Extracted records
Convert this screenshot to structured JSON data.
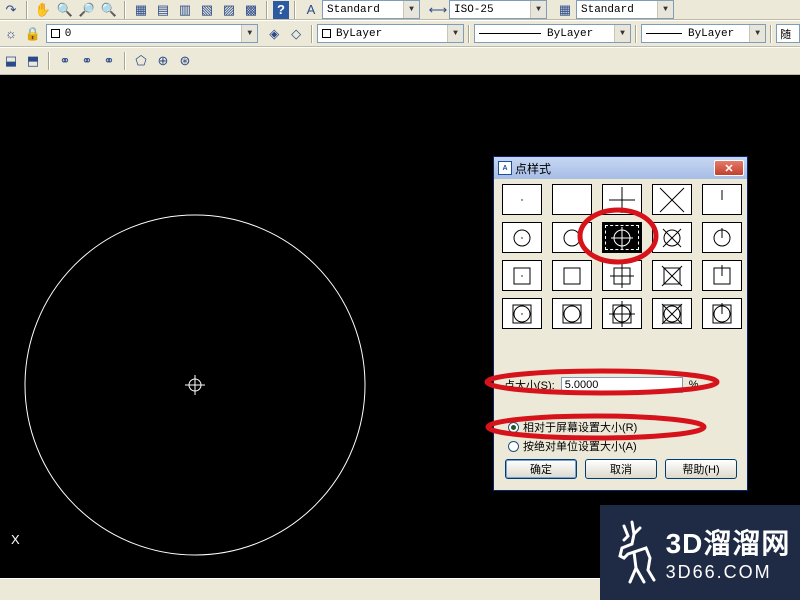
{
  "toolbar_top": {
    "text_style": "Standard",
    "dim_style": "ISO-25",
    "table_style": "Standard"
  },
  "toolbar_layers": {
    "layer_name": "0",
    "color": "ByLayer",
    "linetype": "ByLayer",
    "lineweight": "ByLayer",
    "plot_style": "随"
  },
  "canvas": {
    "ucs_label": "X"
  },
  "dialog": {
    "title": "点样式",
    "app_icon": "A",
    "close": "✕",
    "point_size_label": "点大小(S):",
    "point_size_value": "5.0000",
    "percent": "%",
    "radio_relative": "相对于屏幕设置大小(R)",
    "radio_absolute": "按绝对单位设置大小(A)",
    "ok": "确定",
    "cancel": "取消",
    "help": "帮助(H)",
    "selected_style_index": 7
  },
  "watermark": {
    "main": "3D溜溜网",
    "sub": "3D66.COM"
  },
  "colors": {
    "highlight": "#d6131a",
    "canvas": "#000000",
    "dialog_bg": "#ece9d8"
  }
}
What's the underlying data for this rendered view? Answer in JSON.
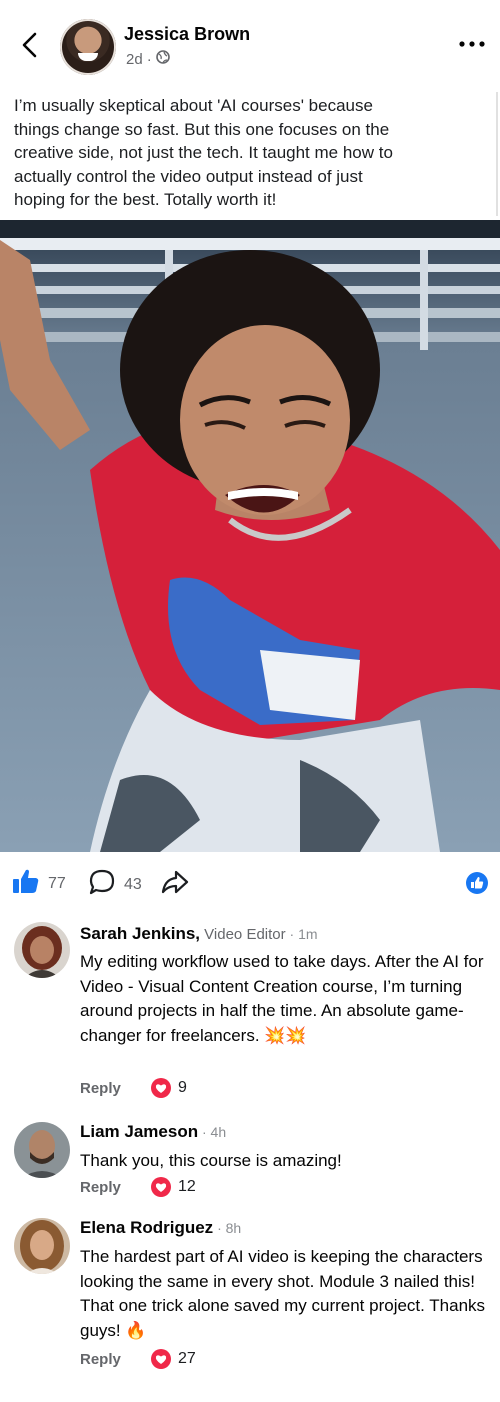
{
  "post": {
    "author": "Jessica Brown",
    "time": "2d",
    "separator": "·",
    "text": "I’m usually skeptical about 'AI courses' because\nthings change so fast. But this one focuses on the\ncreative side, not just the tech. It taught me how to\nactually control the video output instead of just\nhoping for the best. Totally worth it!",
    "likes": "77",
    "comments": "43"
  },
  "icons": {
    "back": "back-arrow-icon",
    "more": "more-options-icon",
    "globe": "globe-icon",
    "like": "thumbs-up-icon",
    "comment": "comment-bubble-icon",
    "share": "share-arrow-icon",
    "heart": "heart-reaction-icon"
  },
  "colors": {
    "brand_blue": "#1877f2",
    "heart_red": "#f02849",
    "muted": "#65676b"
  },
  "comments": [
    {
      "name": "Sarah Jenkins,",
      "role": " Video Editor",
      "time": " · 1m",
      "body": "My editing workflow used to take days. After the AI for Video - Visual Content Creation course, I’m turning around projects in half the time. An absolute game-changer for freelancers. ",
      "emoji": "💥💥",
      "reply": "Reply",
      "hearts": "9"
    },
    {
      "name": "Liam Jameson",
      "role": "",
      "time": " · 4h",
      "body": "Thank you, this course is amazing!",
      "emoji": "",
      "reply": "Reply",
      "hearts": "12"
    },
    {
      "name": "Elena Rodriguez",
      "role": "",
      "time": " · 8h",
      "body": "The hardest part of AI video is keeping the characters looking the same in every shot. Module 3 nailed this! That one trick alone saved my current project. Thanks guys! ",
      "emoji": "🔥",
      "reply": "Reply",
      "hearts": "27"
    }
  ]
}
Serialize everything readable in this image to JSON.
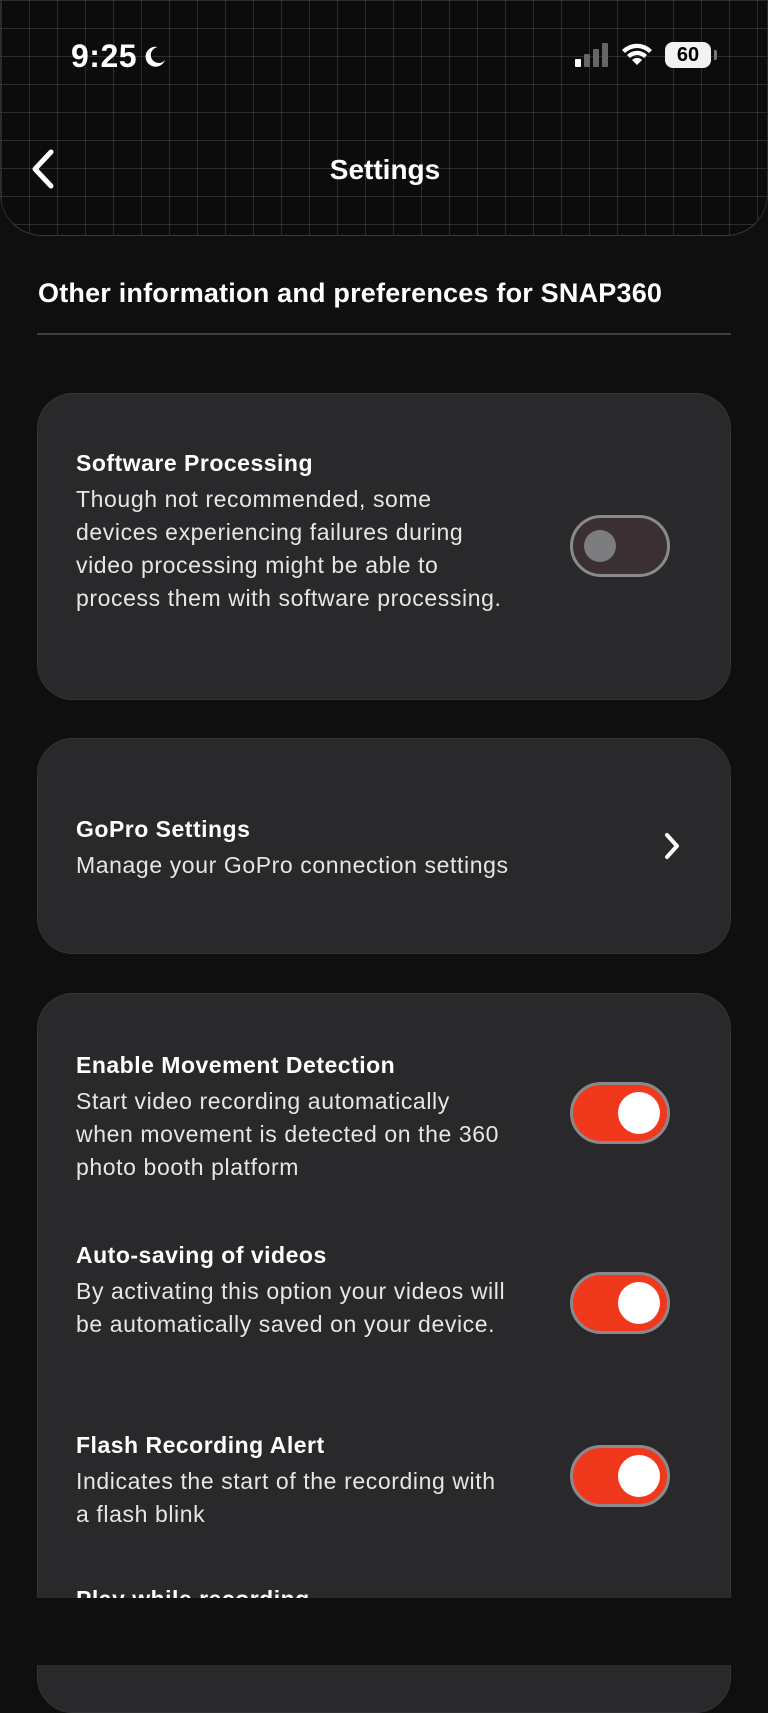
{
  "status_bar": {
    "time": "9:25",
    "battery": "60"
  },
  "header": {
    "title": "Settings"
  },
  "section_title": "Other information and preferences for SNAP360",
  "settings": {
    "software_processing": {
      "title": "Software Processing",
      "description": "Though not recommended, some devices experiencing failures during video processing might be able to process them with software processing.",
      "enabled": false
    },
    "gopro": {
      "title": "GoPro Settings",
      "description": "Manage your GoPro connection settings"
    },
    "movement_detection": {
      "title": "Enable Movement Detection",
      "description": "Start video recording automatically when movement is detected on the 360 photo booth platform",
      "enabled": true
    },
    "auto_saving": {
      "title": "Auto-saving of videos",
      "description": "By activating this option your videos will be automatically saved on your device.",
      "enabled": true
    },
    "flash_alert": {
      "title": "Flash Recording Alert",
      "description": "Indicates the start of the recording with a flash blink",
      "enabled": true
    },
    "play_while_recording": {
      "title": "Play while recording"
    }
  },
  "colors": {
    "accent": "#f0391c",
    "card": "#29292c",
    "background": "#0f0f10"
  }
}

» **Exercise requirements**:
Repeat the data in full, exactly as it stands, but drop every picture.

» **Written solution**:
Convert this screenshot to structured JSON data.
{
  "toolbar_top": {
    "text_style": "Standard",
    "dim_style": "ISO-25",
    "table_style": "Standard"
  },
  "toolbar_layers": {
    "layer_name": "0",
    "color": "ByLayer",
    "linetype": "ByLayer",
    "lineweight": "ByLayer",
    "plot_style": "随"
  },
  "canvas": {
    "ucs_label": "X"
  },
  "dialog": {
    "title": "点样式",
    "app_icon": "A",
    "close": "✕",
    "point_size_label": "点大小(S):",
    "point_size_value": "5.0000",
    "percent": "%",
    "radio_relative": "相对于屏幕设置大小(R)",
    "radio_absolute": "按绝对单位设置大小(A)",
    "ok": "确定",
    "cancel": "取消",
    "help": "帮助(H)",
    "selected_style_index": 7
  },
  "watermark": {
    "main": "3D溜溜网",
    "sub": "3D66.COM"
  },
  "colors": {
    "highlight": "#d6131a",
    "canvas": "#000000",
    "dialog_bg": "#ece9d8"
  }
}
What's the underlying data for this rendered view? Answer in JSON.
{
  "post": {
    "author": "Jessica Brown",
    "time": "2d",
    "separator": "·",
    "text": "I’m usually skeptical about 'AI courses' because\nthings change so fast. But this one focuses on the\ncreative side, not just the tech. It taught me how to\nactually control the video output instead of just\nhoping for the best. Totally worth it!",
    "likes": "77",
    "comments": "43"
  },
  "icons": {
    "back": "back-arrow-icon",
    "more": "more-options-icon",
    "globe": "globe-icon",
    "like": "thumbs-up-icon",
    "comment": "comment-bubble-icon",
    "share": "share-arrow-icon",
    "heart": "heart-reaction-icon"
  },
  "colors": {
    "brand_blue": "#1877f2",
    "heart_red": "#f02849",
    "muted": "#65676b"
  },
  "comments": [
    {
      "name": "Sarah Jenkins,",
      "role": " Video Editor",
      "time": " · 1m",
      "body": "My editing workflow used to take days. After the AI for Video - Visual Content Creation course, I’m turning around projects in half the time. An absolute game-changer for freelancers. ",
      "emoji": "💥💥",
      "reply": "Reply",
      "hearts": "9"
    },
    {
      "name": "Liam Jameson",
      "role": "",
      "time": " · 4h",
      "body": "Thank you, this course is amazing!",
      "emoji": "",
      "reply": "Reply",
      "hearts": "12"
    },
    {
      "name": "Elena Rodriguez",
      "role": "",
      "time": " · 8h",
      "body": "The hardest part of AI video is keeping the characters looking the same in every shot. Module 3 nailed this! That one trick alone saved my current project. Thanks guys! ",
      "emoji": "🔥",
      "reply": "Reply",
      "hearts": "27"
    }
  ]
}
Serialize everything readable in this image to JSON.
{
  "status_bar": {
    "time": "9:25",
    "battery": "60"
  },
  "header": {
    "title": "Settings"
  },
  "section_title": "Other information and preferences for SNAP360",
  "settings": {
    "software_processing": {
      "title": "Software Processing",
      "description": "Though not recommended, some devices experiencing failures during video processing might be able to process them with software processing.",
      "enabled": false
    },
    "gopro": {
      "title": "GoPro Settings",
      "description": "Manage your GoPro connection settings"
    },
    "movement_detection": {
      "title": "Enable Movement Detection",
      "description": "Start video recording automatically when movement is detected on the 360 photo booth platform",
      "enabled": true
    },
    "auto_saving": {
      "title": "Auto-saving of videos",
      "description": "By activating this option your videos will be automatically saved on your device.",
      "enabled": true
    },
    "flash_alert": {
      "title": "Flash Recording Alert",
      "description": "Indicates the start of the recording with a flash blink",
      "enabled": true
    },
    "play_while_recording": {
      "title": "Play while recording"
    }
  },
  "colors": {
    "accent": "#f0391c",
    "card": "#29292c",
    "background": "#0f0f10"
  }
}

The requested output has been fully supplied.